A Gentler Defibrillator Jolt

Researchers come up with a low-energy pulse sequence to restart hearts and make implants last longer

13 July 2011—Watch any TV medical drama and you’ll see a defibrillator in action. During tense moments, defibrillators bring patients back from the brink of death with a dramatic shock. But what you don’t see on TV is the cell membrane, muscle, and skin damage that a defibrillator’s shock can cause. Even implanted defibrillators are painful to patients and damaging to tissue. But gentler devices may be on the way. A research team led by Stefan Luther of the Max Planck Institute and Flavio Fenton of Cornell University has found a new approach that greatly reduces the intensity of defibrillating shocks.

A defibrillator delivers a dose of electrical energy to the heart to fix rapid, irregular, and uncoordinated contractions, which are potentially fatal. This dose resets the difference in voltage between the interior and exterior of the cells in the muscle—a process known as depolarization. A standard defibrillation device uses a single high-energy shock to accomplish this feat, which stops any arrhythmia and reestablishes normal rhythm. "No one knows exactly why, but it requires a voltage gradient of about 5 volts per centimeter to terminate electrical turbulence in the heart, which can require up to 350 joules if delivered as one shock," says Fenton.

Instead of using one big shock, Luther and Fenton’s team delivered a series of five electric-field pulses of less than a joule each to fibrillating dog hearts. The result, described this week in Nature, was an 84 percent reduction in the average amount of energy versus standard defibrillation.

Robert Gilmour Jr., one of the physiologists on the research team and associate dean for research and graduate education at Cornell, says it has been known since the 1970s that placing an electrode directly on an area of heart tissue can stop fibrillation in that region, but that doesn’t do much good for fibrillation in the rest of the heart. Installing electrodes all over the heart might bring the entire muscle back to a normal rhythm, but "such an approach would not be feasible clinically; you can’t make a pincushion out of the heart," he says.

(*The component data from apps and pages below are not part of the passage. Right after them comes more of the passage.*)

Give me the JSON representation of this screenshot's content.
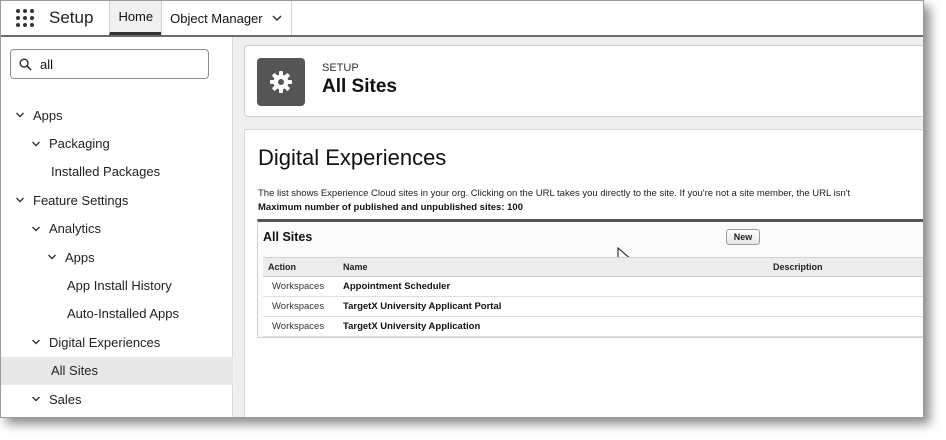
{
  "topbar": {
    "app_name": "Setup",
    "tabs": [
      {
        "label": "Home"
      },
      {
        "label": "Object Manager"
      }
    ]
  },
  "sidebar": {
    "search": {
      "value": "all"
    },
    "tree": [
      {
        "label": "Apps",
        "level": 0,
        "expanded": true
      },
      {
        "label": "Packaging",
        "level": 1,
        "expanded": true
      },
      {
        "label": "Installed Packages",
        "level": 2,
        "leaf": true
      },
      {
        "label": "Feature Settings",
        "level": 0,
        "expanded": true
      },
      {
        "label": "Analytics",
        "level": 1,
        "expanded": true
      },
      {
        "label": "Apps",
        "level": 2,
        "expanded": true
      },
      {
        "label": "App Install History",
        "level": 3,
        "leaf": true
      },
      {
        "label": "Auto-Installed Apps",
        "level": 3,
        "leaf": true
      },
      {
        "label": "Digital Experiences",
        "level": 1,
        "expanded": true
      },
      {
        "label": "All Sites",
        "level": 2,
        "leaf": true,
        "selected": true
      },
      {
        "label": "Sales",
        "level": 1,
        "expanded": true
      }
    ]
  },
  "header": {
    "eyebrow": "SETUP",
    "title": "All Sites"
  },
  "content": {
    "heading": "Digital Experiences",
    "description": "The list shows Experience Cloud sites in your org. Clicking on the URL takes you directly to the site. If you're not a site member, the URL isn't",
    "max_sites": "Maximum number of published and unpublished sites: 100",
    "list": {
      "title": "All Sites",
      "new_label": "New",
      "columns": [
        "Action",
        "Name",
        "Description"
      ],
      "rows": [
        {
          "action": "Workspaces",
          "name": "Appointment Scheduler",
          "description": ""
        },
        {
          "action": "Workspaces",
          "name": "TargetX University Applicant Portal",
          "description": ""
        },
        {
          "action": "Workspaces",
          "name": "TargetX University Application",
          "description": ""
        }
      ]
    }
  },
  "colors": {
    "header_icon_bg": "#555555",
    "selected_bg": "#e8e8e8"
  }
}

Instead, he explains, the new approach uses specially crafted electric fields to create "virtual electrodes" at tissue discontinuities—such as where the muscle meets a blood vessel or fatty tissue. These virtual electrodes are created with only two physical electrodes—one in the heart and one in a pacemaker-like device—a similar setup to that of an implanted defibrillator.

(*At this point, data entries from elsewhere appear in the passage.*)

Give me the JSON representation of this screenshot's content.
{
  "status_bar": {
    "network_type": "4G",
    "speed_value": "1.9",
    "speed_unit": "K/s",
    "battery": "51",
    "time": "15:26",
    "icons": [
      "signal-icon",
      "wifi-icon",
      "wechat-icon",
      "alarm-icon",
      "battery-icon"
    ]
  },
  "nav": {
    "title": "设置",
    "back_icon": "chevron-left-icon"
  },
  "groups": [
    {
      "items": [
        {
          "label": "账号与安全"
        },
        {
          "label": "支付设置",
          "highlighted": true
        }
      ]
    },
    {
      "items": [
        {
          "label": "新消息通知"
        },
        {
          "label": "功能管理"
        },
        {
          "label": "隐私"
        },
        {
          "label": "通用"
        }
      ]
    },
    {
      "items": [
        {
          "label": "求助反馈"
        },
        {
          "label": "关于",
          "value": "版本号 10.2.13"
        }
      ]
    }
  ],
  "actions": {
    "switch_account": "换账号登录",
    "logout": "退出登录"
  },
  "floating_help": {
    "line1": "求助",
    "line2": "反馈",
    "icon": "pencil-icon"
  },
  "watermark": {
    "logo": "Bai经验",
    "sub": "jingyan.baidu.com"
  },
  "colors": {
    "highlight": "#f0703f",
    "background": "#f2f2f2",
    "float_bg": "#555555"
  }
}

"This setup could make implanted defibrillators safer and more practical," says Luther. He says today’s implants are associated with pain and potential health problems. "If at-risk patients could instead use implantable devices that carry almost no pain, this would mean an enormous increase in quality of life for many patients," says Fenton.

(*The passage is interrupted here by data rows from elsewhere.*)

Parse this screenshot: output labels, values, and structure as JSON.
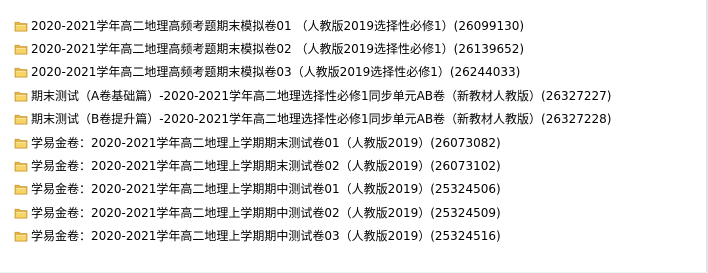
{
  "files": [
    {
      "icon": "folder-icon",
      "name": "2020-2021学年高二地理高频考题期末模拟卷01 （人教版2019选择性必修1）(26099130)"
    },
    {
      "icon": "folder-icon",
      "name": "2020-2021学年高二地理高频考题期末模拟卷02 （人教版2019选择性必修1）(26139652)"
    },
    {
      "icon": "folder-icon",
      "name": "2020-2021学年高二地理高频考题期末模拟卷03（人教版2019选择性必修1）(26244033)"
    },
    {
      "icon": "folder-icon",
      "name": "期末测试（A卷基础篇）-2020-2021学年高二地理选择性必修1同步单元AB卷（新教材人教版）(26327227)"
    },
    {
      "icon": "folder-icon",
      "name": "期末测试（B卷提升篇）-2020-2021学年高二地理选择性必修1同步单元AB卷（新教材人教版）(26327228)"
    },
    {
      "icon": "folder-icon",
      "name": "学易金卷：2020-2021学年高二地理上学期期末测试卷01（人教版2019）(26073082)"
    },
    {
      "icon": "folder-icon",
      "name": "学易金卷：2020-2021学年高二地理上学期期末测试卷02（人教版2019）(26073102)"
    },
    {
      "icon": "folder-icon",
      "name": "学易金卷：2020-2021学年高二地理上学期期中测试卷01（人教版2019）(25324506)"
    },
    {
      "icon": "folder-icon",
      "name": "学易金卷：2020-2021学年高二地理上学期期中测试卷02（人教版2019）(25324509)"
    },
    {
      "icon": "folder-icon",
      "name": "学易金卷：2020-2021学年高二地理上学期期中测试卷03（人教版2019）(25324516)"
    }
  ],
  "colors": {
    "folder_body": "#e7b94b",
    "folder_front": "#f6d46a",
    "folder_edge": "#c9952b"
  }
}
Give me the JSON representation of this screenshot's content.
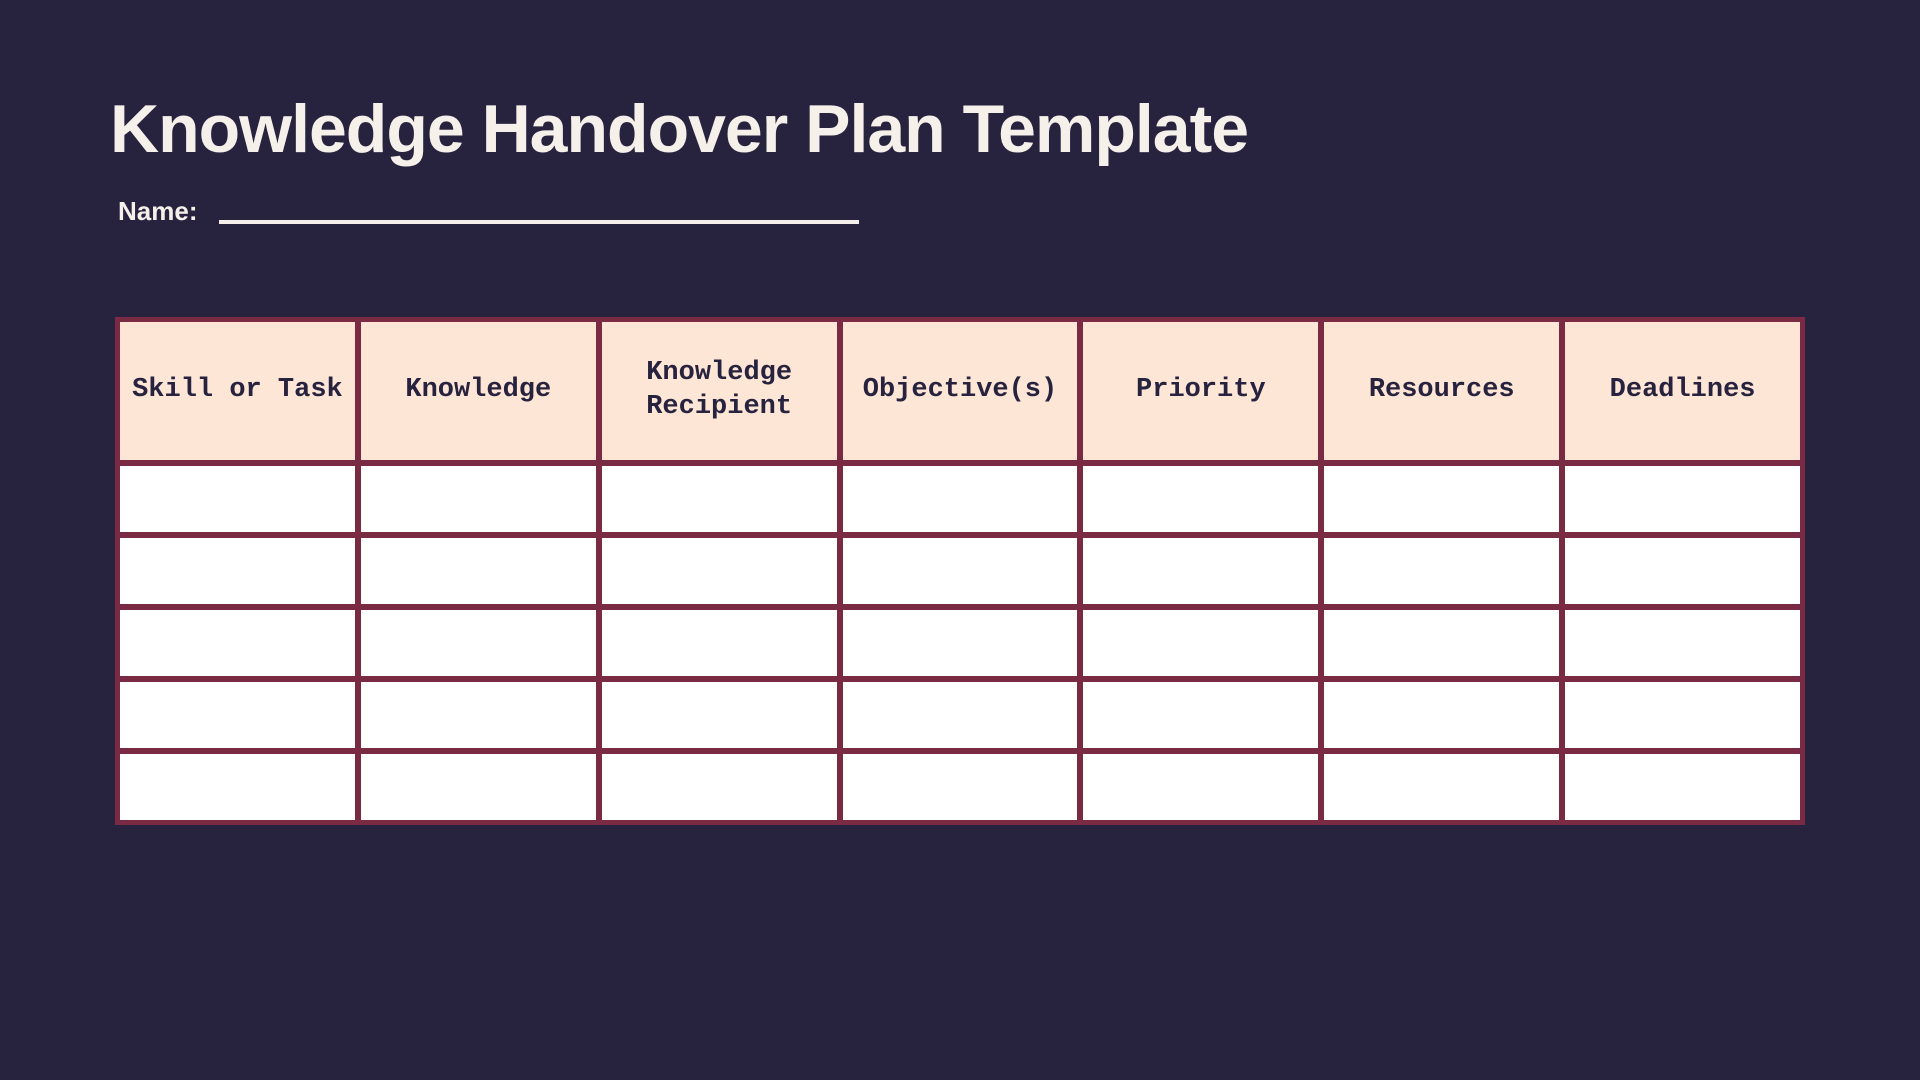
{
  "title": "Knowledge Handover Plan Template",
  "nameLabel": "Name:",
  "nameValue": "",
  "table": {
    "headers": [
      "Skill or Task",
      "Knowledge",
      "Knowledge Recipient",
      "Objective(s)",
      "Priority",
      "Resources",
      "Deadlines"
    ],
    "rows": [
      [
        "",
        "",
        "",
        "",
        "",
        "",
        ""
      ],
      [
        "",
        "",
        "",
        "",
        "",
        "",
        ""
      ],
      [
        "",
        "",
        "",
        "",
        "",
        "",
        ""
      ],
      [
        "",
        "",
        "",
        "",
        "",
        "",
        ""
      ],
      [
        "",
        "",
        "",
        "",
        "",
        "",
        ""
      ]
    ]
  },
  "colors": {
    "background": "#27233f",
    "headerFill": "#fde6d6",
    "border": "#7a2a42",
    "text": "#f5f0e9",
    "cellFill": "#ffffff"
  }
}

If the low-energy pulses work in humans, "patients might not even notice the shocks; they would be below the threshold for pain," says Luther. Milder pulses could be the basis for longer-lasting implanted devices, because they would use less battery power over time, says Fenton. Surgery costs would decrease, as would the risk to patients. He adds that there’s no reason external defibrillators couldn’t also use low-energy pulses.

Since 1999, Philips Healthcare has had an external defibrillator on the market that delivers only 150 J, compared with 350 J delivered by some external defibrillators. "Philips is already in line with the thinking in this research," says Sital Shrestha, product support engineer for the company’s HeartStart defibrillators. "But we have yet to see any evidence that higher or lower energy shocks would improve outcomes. Our next-generation device will also work at 150 J."

Ward Hamilton, senior vice president of Zoll Medical Corp., says the company’s conventional defibrillators deliver a maximum of 200 J. "You always want to use a therapeutic dose of any medicine—the lowest levels of energy that effectively defibrillate the heart are going to make the safest, most attractive technology," Hamilton says.

Fenton and Luther, in devising their method, called low-energy antifibrillation pacing (LEAP), uncovered some new but fundamental insights into how electric fields work in the heart. The two scientists, who are trained as physicists, say one of their most important outcomes was showing how nonlinear dynamics can be used to quantify and ultimately predict the effects of defibrillating shocks. For example, they were able to predict how long a shock should take to depolarize cells in the heart’s tissue based on differences in the heart tissues’ electrical conductances.

These kinds of insights aren’t easy to come by. "The heart’s three-dimensional structure and spatiotemporal dynamics is bewildering in its complexity," says Luther.

For more on how the heart works, check out "The Virtual Heart," where Fenton and his colleagues maintain a collection of interactive guides.